■ Try it ■
Look through the data below for the string "Control", and copy every line where it turns up.
###
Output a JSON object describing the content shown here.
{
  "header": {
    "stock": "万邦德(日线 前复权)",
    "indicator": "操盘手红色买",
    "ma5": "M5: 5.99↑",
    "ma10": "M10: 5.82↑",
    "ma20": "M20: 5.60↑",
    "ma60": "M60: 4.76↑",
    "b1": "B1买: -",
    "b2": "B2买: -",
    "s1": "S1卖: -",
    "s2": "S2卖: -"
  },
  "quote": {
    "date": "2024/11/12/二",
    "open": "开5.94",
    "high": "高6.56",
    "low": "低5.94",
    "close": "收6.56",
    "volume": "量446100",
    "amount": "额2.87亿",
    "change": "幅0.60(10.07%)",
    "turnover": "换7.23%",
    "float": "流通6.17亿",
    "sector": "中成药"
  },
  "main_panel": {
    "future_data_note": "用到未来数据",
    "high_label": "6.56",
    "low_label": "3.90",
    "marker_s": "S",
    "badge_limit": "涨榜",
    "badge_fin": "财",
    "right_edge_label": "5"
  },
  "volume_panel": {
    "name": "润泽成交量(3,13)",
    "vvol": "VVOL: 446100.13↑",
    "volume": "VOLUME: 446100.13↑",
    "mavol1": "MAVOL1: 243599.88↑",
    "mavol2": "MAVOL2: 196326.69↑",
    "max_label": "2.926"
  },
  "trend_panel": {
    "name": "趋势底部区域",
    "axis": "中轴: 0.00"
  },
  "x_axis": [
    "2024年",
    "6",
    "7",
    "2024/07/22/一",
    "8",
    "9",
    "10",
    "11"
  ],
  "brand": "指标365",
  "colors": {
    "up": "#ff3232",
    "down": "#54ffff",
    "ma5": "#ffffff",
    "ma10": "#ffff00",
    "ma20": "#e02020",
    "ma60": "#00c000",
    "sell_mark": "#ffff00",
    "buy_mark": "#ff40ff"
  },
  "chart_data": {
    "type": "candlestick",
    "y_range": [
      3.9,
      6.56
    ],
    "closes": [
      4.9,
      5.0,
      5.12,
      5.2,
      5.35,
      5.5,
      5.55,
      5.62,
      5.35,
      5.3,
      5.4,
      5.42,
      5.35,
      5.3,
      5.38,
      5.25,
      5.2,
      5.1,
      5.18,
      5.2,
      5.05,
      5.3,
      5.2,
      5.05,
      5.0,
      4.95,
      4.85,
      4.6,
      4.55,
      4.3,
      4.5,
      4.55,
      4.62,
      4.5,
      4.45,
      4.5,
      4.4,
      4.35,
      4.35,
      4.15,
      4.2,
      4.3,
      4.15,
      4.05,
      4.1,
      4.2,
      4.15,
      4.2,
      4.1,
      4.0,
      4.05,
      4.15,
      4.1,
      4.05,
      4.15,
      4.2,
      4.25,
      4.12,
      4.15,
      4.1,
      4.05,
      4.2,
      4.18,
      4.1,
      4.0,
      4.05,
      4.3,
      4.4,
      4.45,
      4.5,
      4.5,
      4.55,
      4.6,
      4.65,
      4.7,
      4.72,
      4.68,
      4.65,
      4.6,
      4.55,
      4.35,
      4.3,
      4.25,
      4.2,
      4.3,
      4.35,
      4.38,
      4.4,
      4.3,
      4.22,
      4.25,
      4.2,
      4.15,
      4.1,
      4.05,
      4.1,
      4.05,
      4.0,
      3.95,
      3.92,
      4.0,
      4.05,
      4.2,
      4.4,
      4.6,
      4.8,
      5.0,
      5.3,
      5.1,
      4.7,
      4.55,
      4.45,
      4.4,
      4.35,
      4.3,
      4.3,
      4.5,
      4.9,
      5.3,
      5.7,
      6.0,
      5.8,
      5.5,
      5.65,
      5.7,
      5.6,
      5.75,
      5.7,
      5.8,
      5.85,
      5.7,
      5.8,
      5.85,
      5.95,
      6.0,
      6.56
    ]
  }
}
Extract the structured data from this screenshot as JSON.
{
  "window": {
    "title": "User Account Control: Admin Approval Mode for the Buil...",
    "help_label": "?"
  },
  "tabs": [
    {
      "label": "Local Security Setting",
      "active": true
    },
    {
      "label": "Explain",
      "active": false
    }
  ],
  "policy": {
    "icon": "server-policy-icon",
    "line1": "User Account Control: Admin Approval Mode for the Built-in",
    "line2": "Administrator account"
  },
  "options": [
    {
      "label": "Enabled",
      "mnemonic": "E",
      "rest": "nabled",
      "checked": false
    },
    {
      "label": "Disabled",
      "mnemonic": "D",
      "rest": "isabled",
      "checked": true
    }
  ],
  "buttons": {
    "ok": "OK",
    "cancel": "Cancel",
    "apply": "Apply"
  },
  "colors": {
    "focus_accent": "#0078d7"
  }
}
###
■ Written reply ■
    "title": "User Account Control: Admin Approval Mode for the Buil...",
    "line1": "User Account Control: Admin Approval Mode for the Built-in",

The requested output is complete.